Expanded photo enforcement signed into law in Illinois

| 6/2/2006

Illinois Gov. Rod Blagojevich has signed a bill into law authorizing local governments to use photo enforcement at traffic signals. The new law took effect May 20.

“Too many drivers think that running a red light isn’t a big deal or that they won’t get caught,” Blagojevich said in a written statement. “It is a big deal because it’s dangerous and now, with photo enforcement, they will get caught.”

The new law, previously HB4835, authorizes the counties of Cook, DuPage, Kane, Lake, Madison, McHenry, St. Clair and Will and in cities within those counties to post cameras at traffic lights. The city of Chicago already uses red light cameras.

The cameras snap pictures of red-light runners’ or speeders’ vehicles and license plates. A ticket is mailed to the vehicles’ owners, regardless who was driving at the time.

Violators will face up to a $100 fine.

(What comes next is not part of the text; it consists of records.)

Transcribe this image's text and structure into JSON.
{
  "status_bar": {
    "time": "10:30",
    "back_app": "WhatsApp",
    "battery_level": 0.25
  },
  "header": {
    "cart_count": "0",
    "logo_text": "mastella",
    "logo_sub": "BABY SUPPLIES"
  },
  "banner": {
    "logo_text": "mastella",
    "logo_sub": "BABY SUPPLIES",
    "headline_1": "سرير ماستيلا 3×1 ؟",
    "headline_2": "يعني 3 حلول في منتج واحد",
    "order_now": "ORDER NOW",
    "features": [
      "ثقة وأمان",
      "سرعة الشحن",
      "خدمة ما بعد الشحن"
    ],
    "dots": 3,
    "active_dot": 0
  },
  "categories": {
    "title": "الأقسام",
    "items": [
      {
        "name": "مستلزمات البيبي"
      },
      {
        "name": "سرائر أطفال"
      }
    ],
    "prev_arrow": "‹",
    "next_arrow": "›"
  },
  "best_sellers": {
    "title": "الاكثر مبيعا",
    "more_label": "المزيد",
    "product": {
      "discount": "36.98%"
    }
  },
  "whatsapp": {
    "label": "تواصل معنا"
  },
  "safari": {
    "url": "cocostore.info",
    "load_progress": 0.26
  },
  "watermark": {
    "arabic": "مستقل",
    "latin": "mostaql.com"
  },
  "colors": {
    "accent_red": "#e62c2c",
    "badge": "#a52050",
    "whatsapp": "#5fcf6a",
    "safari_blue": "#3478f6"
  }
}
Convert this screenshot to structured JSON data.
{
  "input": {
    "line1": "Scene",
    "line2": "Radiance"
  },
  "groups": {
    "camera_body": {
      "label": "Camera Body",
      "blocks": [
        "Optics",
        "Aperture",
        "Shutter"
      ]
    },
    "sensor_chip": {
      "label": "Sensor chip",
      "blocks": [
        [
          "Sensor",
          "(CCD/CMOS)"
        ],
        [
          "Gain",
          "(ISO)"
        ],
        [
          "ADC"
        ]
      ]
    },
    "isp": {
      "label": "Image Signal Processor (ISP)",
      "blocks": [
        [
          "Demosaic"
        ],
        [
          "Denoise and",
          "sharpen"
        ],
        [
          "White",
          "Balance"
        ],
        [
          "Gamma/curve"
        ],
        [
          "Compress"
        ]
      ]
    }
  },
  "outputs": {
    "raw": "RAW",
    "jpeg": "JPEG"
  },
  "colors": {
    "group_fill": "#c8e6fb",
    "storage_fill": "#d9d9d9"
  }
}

Anyone with five unpaid tickets on their record could have their driving privileges suspended.

Blagojevich also signed a bill authorizing the use of automated cameras at railroad crossings.

The new law, previously SB2865, is in response to a 2005 accident in Elmwood Park where a Metra train struck several vehicles caught on the tracks at the Grand Avenue crossing during rush hour. The wreck injured 16 people.

Starting Jan. 1, 2007, local governments can use photo enforcement to crackdown on drivers who go around lowered crossing gates or stop on railroad tracks.

Violators will face a $250 fine or 25 hours of community service. Repeat offenders will face a $500 fine and at least a six-month suspension of vehicle registration.

The Illinois Department of Transportation will work with local governments to identify intersections and rail crossings where cameras should be installed.

One other photo enforcement effort signed into law prohibits the Illinois State Police from issuing photo-radar speeding tickets in areas outside of construction zones. Outside work areas, officers will be required to witness a speeding violation.

The new law, previously SB2650, is intended to clarify existing state law.

State Police photo enforcement vans use cameras and radar to nab speeders. The images capture the vehicle’s license plate, speed and the driver’s face. Tickets are then mailed to vehicle owners.

Two vans will hit the roads early this summer to monitor construction zones in the Chicago area. Another van will watch work areas elsewhere in the state.

The new law also requires that work-zone speeding tickets only be issued when workers were present. Authorities will have to prove at least one road worker was on duty before they could issue a ticket.

Speeders will face $375 fines. Repeat offenders will pay as much as $1,000 and the possibility of losing their licenses for 90 days.

– By Keith Goble, state legislative editor